  13. A.C. Bradley’s observation • “The soul is a thing of such inconceivable depth…that when you introduce into it, or develop in it, any change - particularly the change called evil – you can form only the vaguest idea of the reaction you will provoke. All you can be sure of is that it will not be what you expected, and that you cannot possibly escape it.”

  14. “There’s no art/To find the mind’s construction in the face.” • The human ability to deceive an dissemble is remarkable. • Language greatly facilitates this achievement, but our ability to control our facial expressions so as to give a misleading impression is also remarkable.

  15. “Stars hide your fires…Let not light see my black and deep desires • Two factors that made Shakespeare especially aware of the ability to deceive: • He was an actor himself • He was living at an historical moment when concealment of the inner could be a matter of life or death – that is to say, a time of religious persecution.
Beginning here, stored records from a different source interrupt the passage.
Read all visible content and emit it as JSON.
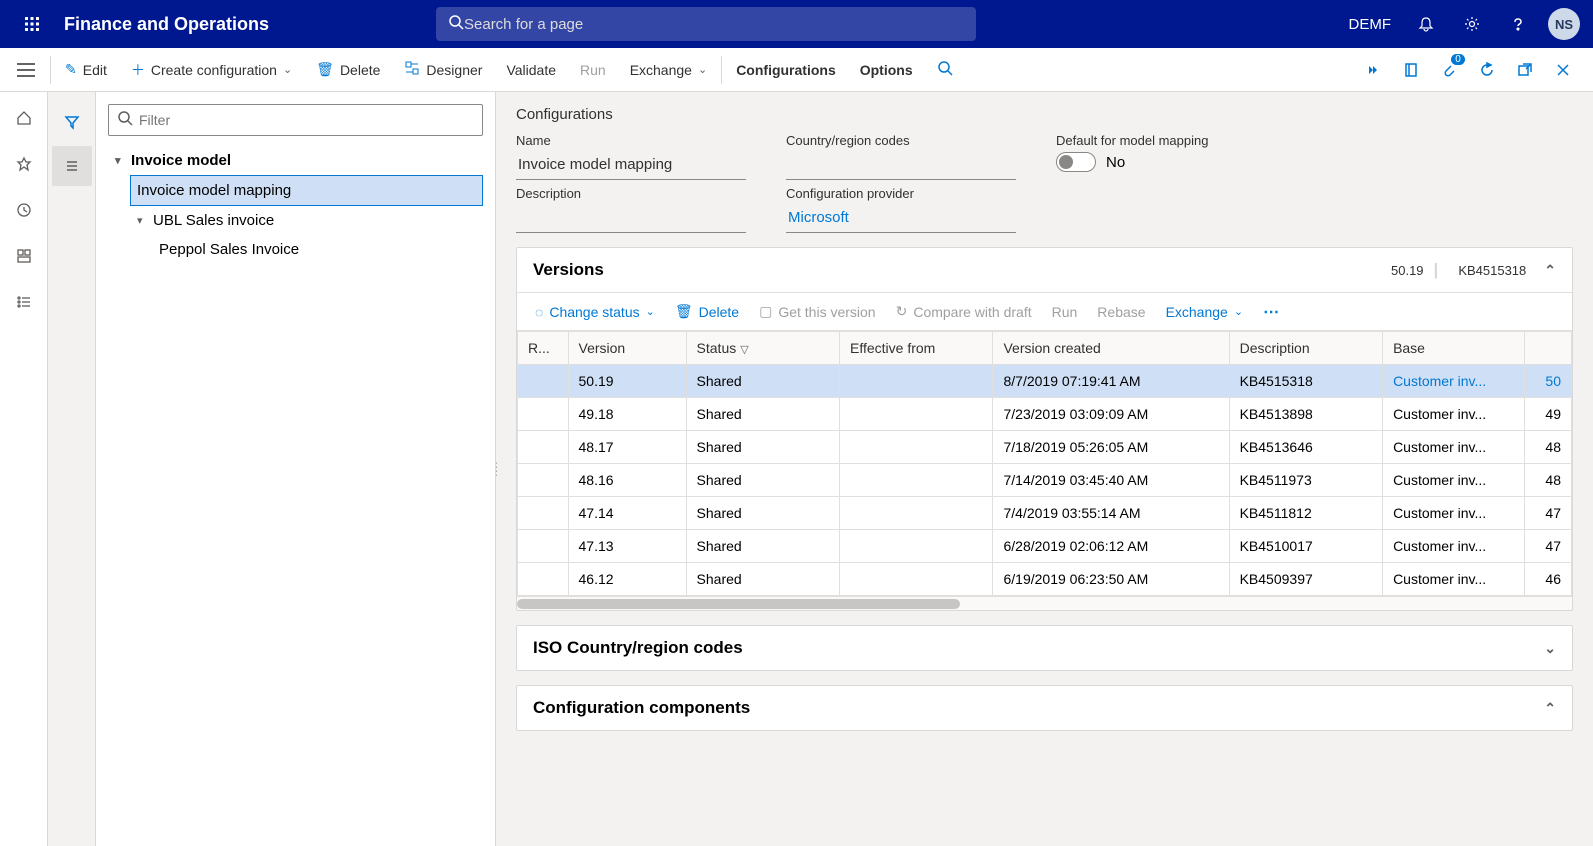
{
  "header": {
    "app_title": "Finance and Operations",
    "search_placeholder": "Search for a page",
    "company": "DEMF",
    "avatar_initials": "NS",
    "attachment_badge": "0"
  },
  "action_bar": {
    "edit": "Edit",
    "create": "Create configuration",
    "delete": "Delete",
    "designer": "Designer",
    "validate": "Validate",
    "run": "Run",
    "exchange": "Exchange",
    "configurations": "Configurations",
    "options": "Options"
  },
  "tree": {
    "filter_placeholder": "Filter",
    "root": "Invoice model",
    "children": [
      "Invoice model mapping",
      "UBL Sales invoice",
      "Peppol Sales Invoice"
    ]
  },
  "details": {
    "section": "Configurations",
    "name_label": "Name",
    "name_value": "Invoice model mapping",
    "country_label": "Country/region codes",
    "country_value": "",
    "default_label": "Default for model mapping",
    "default_value": "No",
    "desc_label": "Description",
    "desc_value": "",
    "provider_label": "Configuration provider",
    "provider_value": "Microsoft"
  },
  "versions": {
    "title": "Versions",
    "summary_version": "50.19",
    "summary_kb": "KB4515318",
    "toolbar": {
      "change_status": "Change status",
      "delete": "Delete",
      "get_version": "Get this version",
      "compare": "Compare with draft",
      "run": "Run",
      "rebase": "Rebase",
      "exchange": "Exchange"
    },
    "columns": [
      "R...",
      "Version",
      "Status",
      "Effective from",
      "Version created",
      "Description",
      "Base",
      ""
    ],
    "rows": [
      {
        "version": "50.19",
        "status": "Shared",
        "effective": "",
        "created": "8/7/2019 07:19:41 AM",
        "desc": "KB4515318",
        "base": "Customer inv...",
        "ext": "50"
      },
      {
        "version": "49.18",
        "status": "Shared",
        "effective": "",
        "created": "7/23/2019 03:09:09 AM",
        "desc": "KB4513898",
        "base": "Customer inv...",
        "ext": "49"
      },
      {
        "version": "48.17",
        "status": "Shared",
        "effective": "",
        "created": "7/18/2019 05:26:05 AM",
        "desc": "KB4513646",
        "base": "Customer inv...",
        "ext": "48"
      },
      {
        "version": "48.16",
        "status": "Shared",
        "effective": "",
        "created": "7/14/2019 03:45:40 AM",
        "desc": "KB4511973",
        "base": "Customer inv...",
        "ext": "48"
      },
      {
        "version": "47.14",
        "status": "Shared",
        "effective": "",
        "created": "7/4/2019 03:55:14 AM",
        "desc": "KB4511812",
        "base": "Customer inv...",
        "ext": "47"
      },
      {
        "version": "47.13",
        "status": "Shared",
        "effective": "",
        "created": "6/28/2019 02:06:12 AM",
        "desc": "KB4510017",
        "base": "Customer inv...",
        "ext": "47"
      },
      {
        "version": "46.12",
        "status": "Shared",
        "effective": "",
        "created": "6/19/2019 06:23:50 AM",
        "desc": "KB4509397",
        "base": "Customer inv...",
        "ext": "46"
      }
    ]
  },
  "iso_section": "ISO Country/region codes",
  "components_section": "Configuration components"
}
When a Shakespearean character compares the work to a stage, the audience of the time might nod their heads in silent agreement, knowing the amount of dissembling needed to get by.

  16. “Time and the hour runs through the roughest day” • The past and the future are constantly mentioned, with the present a thin wafer between them. • Macbeth is always referring to “tomorrow,” as if this will provide refuge from the past and present. • He has, in effect, mortgaged the past and present to the future, but he finds that the future cannot be dissociated from the past.

  17. “There would have been a time for such a word” • Macbeth wishes to murder time, as he has murdered so much else (his soul, his marriage, the respect of others) • He is engaged in an epic struggle with time – a struggle he definitively and predictably, loses. • The laws of time – of action, memory, and consequence – cannot be evaded.